• _YOUR GOAL_:
If a line in the entries contains the string "yang", include that line in your answer.

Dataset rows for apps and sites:
--*--

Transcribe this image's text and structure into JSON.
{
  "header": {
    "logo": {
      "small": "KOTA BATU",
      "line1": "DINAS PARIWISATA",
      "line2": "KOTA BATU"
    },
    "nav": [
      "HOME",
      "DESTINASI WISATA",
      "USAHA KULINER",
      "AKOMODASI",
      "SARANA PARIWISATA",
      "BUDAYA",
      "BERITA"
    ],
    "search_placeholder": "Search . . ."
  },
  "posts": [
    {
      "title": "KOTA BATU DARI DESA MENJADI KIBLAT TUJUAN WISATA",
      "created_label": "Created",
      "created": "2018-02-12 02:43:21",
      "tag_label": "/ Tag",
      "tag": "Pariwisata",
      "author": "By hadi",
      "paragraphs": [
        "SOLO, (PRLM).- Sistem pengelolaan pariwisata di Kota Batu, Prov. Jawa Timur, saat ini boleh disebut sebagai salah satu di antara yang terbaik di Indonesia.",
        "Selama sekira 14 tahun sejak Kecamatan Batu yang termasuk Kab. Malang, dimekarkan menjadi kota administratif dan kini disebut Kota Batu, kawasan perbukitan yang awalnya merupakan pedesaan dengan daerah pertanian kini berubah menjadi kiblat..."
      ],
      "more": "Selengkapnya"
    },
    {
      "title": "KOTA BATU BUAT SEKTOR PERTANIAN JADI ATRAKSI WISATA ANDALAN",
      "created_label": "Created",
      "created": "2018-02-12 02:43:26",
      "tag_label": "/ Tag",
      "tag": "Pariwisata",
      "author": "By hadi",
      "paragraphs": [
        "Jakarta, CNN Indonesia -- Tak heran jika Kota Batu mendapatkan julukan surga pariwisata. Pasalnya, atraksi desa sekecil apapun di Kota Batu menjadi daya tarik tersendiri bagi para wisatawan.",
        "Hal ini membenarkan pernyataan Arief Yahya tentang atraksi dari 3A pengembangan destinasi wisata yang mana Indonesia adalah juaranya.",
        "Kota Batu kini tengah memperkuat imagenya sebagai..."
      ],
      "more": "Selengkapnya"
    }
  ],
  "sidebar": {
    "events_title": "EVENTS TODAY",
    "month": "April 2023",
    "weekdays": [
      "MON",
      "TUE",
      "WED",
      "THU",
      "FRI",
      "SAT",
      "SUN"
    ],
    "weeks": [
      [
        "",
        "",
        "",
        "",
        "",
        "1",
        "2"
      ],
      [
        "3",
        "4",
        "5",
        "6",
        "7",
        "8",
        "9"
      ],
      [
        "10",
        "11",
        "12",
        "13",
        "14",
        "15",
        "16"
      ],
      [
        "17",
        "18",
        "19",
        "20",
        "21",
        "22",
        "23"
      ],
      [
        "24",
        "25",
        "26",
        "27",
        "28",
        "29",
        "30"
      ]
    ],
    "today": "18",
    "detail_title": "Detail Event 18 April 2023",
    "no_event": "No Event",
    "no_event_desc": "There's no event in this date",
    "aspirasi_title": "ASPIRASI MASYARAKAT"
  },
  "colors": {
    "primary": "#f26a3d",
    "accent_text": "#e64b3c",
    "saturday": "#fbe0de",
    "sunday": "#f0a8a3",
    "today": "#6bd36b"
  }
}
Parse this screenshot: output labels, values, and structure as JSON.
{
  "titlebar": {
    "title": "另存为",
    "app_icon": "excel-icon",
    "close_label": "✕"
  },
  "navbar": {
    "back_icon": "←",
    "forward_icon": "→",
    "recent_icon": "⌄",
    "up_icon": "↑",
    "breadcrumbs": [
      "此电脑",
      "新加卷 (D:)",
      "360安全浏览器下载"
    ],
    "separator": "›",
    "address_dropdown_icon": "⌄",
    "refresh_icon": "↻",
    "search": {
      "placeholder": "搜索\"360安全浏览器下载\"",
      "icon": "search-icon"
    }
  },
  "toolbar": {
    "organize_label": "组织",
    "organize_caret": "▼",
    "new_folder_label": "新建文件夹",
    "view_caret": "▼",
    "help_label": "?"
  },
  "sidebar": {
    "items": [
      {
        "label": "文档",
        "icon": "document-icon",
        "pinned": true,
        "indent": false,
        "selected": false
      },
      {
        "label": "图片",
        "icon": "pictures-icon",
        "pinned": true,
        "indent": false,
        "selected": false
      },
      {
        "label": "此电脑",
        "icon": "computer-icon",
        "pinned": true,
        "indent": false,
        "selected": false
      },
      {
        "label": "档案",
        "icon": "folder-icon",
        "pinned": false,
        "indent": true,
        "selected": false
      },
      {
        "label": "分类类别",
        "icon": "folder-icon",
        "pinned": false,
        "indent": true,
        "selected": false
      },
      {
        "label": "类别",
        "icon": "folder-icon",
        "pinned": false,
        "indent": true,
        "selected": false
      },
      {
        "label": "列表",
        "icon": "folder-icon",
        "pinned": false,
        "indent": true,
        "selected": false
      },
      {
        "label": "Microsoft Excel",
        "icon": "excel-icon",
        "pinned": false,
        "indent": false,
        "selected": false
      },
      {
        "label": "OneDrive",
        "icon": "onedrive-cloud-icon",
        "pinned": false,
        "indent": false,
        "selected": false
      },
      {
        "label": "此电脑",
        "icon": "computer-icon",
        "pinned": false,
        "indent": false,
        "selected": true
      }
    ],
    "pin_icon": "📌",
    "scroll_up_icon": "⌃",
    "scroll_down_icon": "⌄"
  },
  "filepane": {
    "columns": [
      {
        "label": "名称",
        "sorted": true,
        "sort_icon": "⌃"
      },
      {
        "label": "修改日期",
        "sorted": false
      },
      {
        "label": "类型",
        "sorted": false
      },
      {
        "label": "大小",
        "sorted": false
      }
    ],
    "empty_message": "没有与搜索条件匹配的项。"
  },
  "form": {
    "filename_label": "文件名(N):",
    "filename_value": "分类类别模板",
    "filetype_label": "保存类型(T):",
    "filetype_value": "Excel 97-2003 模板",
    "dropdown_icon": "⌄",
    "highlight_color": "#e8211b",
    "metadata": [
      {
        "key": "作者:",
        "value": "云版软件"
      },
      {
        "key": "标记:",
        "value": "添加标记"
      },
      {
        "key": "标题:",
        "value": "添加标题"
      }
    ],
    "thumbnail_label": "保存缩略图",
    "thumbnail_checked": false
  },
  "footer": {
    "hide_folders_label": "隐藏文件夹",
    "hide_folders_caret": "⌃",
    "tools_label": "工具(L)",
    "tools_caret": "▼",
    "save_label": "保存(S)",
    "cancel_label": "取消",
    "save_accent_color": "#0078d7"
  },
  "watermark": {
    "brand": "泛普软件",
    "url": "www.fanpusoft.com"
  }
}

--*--

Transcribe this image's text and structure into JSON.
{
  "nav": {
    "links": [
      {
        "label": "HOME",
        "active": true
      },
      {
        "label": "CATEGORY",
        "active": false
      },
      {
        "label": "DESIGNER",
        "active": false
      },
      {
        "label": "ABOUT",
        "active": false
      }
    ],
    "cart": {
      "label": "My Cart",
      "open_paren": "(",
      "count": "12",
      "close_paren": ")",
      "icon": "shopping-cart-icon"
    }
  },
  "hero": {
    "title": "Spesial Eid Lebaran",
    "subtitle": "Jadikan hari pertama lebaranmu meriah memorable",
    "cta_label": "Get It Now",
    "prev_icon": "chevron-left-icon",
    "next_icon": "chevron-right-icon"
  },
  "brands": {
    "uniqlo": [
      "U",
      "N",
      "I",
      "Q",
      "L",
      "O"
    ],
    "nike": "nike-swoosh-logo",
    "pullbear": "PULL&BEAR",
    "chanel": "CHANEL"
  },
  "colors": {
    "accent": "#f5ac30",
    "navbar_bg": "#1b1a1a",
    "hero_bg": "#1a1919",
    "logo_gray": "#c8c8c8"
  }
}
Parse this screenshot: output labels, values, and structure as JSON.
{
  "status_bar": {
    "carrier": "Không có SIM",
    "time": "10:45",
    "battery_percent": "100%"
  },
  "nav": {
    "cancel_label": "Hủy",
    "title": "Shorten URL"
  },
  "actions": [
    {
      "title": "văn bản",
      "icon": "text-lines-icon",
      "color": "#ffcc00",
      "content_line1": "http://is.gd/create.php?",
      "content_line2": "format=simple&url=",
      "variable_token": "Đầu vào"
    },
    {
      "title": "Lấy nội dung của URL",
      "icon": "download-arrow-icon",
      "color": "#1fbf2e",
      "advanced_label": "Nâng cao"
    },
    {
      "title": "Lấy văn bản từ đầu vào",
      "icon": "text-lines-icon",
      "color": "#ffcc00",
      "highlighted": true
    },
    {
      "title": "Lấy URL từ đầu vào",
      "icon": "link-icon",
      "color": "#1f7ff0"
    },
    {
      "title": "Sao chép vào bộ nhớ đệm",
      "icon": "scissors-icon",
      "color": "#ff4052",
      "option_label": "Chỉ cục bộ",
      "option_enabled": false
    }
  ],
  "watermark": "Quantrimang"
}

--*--

• _EXPECTED ANSWER_:
        "SOLO, (PRLM).- Sistem pengelolaan pariwisata di Kota Batu, Prov. Jawa Timur, saat ini boleh disebut sebagai salah satu di antara yang terbaik di Indonesia.",
        "Selama sekira 14 tahun sejak Kecamatan Batu yang termasuk Kab. Malang, dimekarkan menjadi kota administratif dan kini disebut Kota Batu, kawasan perbukitan yang awalnya merupakan pedesaan dengan daerah pertanian kini berubah menjadi kiblat..."
        "Hal ini membenarkan pernyataan Arief Yahya tentang atraksi dari 3A pengembangan destinasi wisata yang mana Indonesia adalah juaranya.",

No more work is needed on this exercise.